After such a traumatic event, you might be experiencing strong feelings of fear, sadness, guilt, anger, or grief. Some people may have pictures replaying in their mind or have recurring dreams about it. Generally, these feelings will resolve on their own, and with the support of family and friends, you will recover, but it may take a while to come to terms with what happened.
You can help yourself recover and get back to your normal life by trying some of the following suggestions:
- Recognise that this was an extremely upsetting event, and give yourself permission to feel upset about it, but remember your strengths – even though it’s tough, you can deal with it.
- Get plenty of rest and exercise, and eat well.
- Avoid using drugs or alcohol to cope.
- Make time for relaxing activities.
- Try not to block out your feelings – recurring thoughts, dreams, and flashbacks are unpleasant, but they help us to come to terms with distressing experiences and they should decrease over time.

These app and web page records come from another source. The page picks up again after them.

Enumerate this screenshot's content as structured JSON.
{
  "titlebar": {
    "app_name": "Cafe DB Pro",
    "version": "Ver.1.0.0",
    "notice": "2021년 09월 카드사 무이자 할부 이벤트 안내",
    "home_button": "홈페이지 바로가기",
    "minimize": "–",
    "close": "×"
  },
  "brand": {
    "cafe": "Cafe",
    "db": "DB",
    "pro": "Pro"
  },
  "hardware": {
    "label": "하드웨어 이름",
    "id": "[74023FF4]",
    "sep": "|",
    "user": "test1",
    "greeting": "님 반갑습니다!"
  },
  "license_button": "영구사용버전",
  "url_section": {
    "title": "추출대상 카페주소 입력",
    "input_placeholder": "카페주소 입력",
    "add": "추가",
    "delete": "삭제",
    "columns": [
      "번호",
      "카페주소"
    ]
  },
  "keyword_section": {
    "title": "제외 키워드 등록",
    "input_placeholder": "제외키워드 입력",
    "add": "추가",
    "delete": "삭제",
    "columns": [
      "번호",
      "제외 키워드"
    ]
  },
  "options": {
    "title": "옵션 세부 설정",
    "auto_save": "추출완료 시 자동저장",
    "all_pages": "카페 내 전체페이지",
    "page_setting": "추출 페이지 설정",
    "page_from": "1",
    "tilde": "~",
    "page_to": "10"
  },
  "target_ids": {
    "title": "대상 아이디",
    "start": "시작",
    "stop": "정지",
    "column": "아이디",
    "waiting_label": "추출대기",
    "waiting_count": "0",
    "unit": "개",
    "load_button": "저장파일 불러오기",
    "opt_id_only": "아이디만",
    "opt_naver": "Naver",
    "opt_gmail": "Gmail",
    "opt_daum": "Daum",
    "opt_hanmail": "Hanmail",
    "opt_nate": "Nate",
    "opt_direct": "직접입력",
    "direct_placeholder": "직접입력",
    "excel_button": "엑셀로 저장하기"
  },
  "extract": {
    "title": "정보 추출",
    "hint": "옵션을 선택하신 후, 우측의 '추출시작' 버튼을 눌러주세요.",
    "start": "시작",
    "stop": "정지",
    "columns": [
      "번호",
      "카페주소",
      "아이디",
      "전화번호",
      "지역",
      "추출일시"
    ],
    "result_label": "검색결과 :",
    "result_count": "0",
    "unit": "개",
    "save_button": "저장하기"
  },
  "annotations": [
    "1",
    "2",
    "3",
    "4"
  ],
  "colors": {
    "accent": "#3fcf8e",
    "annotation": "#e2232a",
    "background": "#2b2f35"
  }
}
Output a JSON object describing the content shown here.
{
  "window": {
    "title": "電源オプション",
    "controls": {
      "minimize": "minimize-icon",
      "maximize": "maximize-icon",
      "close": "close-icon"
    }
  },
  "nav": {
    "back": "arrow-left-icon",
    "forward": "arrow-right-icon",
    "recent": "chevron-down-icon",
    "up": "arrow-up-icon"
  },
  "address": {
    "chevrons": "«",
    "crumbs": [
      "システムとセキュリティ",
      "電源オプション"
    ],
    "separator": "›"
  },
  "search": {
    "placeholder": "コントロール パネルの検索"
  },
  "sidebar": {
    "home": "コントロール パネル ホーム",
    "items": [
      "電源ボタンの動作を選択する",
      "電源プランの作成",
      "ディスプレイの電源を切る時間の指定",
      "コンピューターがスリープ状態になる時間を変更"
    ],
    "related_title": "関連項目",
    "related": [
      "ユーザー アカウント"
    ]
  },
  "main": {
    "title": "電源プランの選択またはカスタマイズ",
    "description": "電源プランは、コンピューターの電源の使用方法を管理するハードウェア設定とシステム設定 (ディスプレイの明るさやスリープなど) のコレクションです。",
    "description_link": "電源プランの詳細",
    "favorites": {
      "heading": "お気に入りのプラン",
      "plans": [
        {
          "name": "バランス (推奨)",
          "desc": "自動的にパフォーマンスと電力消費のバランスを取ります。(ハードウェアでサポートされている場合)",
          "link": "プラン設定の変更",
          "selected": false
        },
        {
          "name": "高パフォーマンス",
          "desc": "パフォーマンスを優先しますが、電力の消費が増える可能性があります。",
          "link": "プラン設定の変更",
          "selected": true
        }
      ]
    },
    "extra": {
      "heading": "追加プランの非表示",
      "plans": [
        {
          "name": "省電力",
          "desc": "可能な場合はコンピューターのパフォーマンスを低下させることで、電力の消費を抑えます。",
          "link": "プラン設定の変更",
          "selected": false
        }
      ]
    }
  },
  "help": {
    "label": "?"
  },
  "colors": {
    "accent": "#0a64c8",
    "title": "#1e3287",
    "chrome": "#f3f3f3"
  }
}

- Spend time with people you care about – you don’t have to talk about your experiences, but talking things through is part of the natural healing process and will help you to accept what has happened.
- Keep informed of the facts, but limit the time you spend looking at news sites and other media about the event.
- Focus on the many good things that happened that day – strangers helping strangers and messages of support.
After a couple of weeks, if you’ve tried these strategies and things still aren’t improving, or if you are having trouble coping, talk to your GP or a mental health professional.
Helping children and young people
Just as adults are prone to experiencing strong feelings after such a traumatic event, children too may feel fear, sadness, or anger. These feelings will usually become less intense after a few weeks, and the support of family and friends is particularly important during this time.
Children and young people may exhibit ‘naughty’ behaviour as part of their response or become withdrawn and quiet. Instead of becoming angry or frustrated and blaming the child for their behaviour, try these approaches instead:
- Children will take their cue from adults about how to react to the event – be mindful of your own reactions and manage them as best you can.
- Reassure the child that he or she is safe and cared for.
- When he or she is ready, talk with the child about the event and listen to their concerns; children can feel frightened about things they don’t fully understand.
- Answer any questions that they have as truthfully as possible. Reassure them that this was a very rare event and that Melbourne is a safe place to live.
- Minimise their access to news coverage and social media about the event.
- Give the child special attention, especially at bedtime.
- Encourage expression of emotions – they are part of the healing process.
- Enjoy activities together as a family.
- Encourage the child to participate in group activities at school or in the community that give them a chance to talk about and process the event, e.g., memorial services.
If your child is still having problems four weeks after the event, visit your GP.